WHAT TO DO - Report every line of the material that contains the string "Pretraži".

MATERIAL PROVIDED -
*-*-*
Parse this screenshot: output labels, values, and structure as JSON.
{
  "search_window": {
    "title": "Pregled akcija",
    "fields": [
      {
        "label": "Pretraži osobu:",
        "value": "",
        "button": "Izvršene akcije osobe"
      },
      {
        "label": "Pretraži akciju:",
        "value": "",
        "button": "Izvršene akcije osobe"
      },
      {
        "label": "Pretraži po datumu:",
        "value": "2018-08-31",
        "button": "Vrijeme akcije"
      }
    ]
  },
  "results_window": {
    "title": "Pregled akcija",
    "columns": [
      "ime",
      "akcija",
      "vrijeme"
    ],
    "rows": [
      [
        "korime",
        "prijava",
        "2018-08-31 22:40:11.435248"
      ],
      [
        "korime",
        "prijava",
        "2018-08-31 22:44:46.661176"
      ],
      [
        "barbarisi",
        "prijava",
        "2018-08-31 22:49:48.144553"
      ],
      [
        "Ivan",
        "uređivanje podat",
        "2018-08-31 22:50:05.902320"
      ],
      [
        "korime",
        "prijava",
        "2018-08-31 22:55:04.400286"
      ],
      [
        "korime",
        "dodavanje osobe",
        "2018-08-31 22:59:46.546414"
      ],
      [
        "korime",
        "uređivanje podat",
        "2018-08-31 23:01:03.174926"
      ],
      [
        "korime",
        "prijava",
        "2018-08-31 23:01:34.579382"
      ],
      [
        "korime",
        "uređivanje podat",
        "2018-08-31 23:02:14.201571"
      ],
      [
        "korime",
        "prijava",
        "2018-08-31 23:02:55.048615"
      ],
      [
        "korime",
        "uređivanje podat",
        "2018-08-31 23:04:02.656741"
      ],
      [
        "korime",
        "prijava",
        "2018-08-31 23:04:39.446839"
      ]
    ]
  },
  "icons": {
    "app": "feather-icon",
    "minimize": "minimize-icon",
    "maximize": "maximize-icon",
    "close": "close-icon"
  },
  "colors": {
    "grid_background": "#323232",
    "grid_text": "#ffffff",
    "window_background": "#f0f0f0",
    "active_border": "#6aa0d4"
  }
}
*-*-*
SOLUTION -
        "label": "Pretraži osobu:",
        "label": "Pretraži akciju:",
        "label": "Pretraži po datumu:",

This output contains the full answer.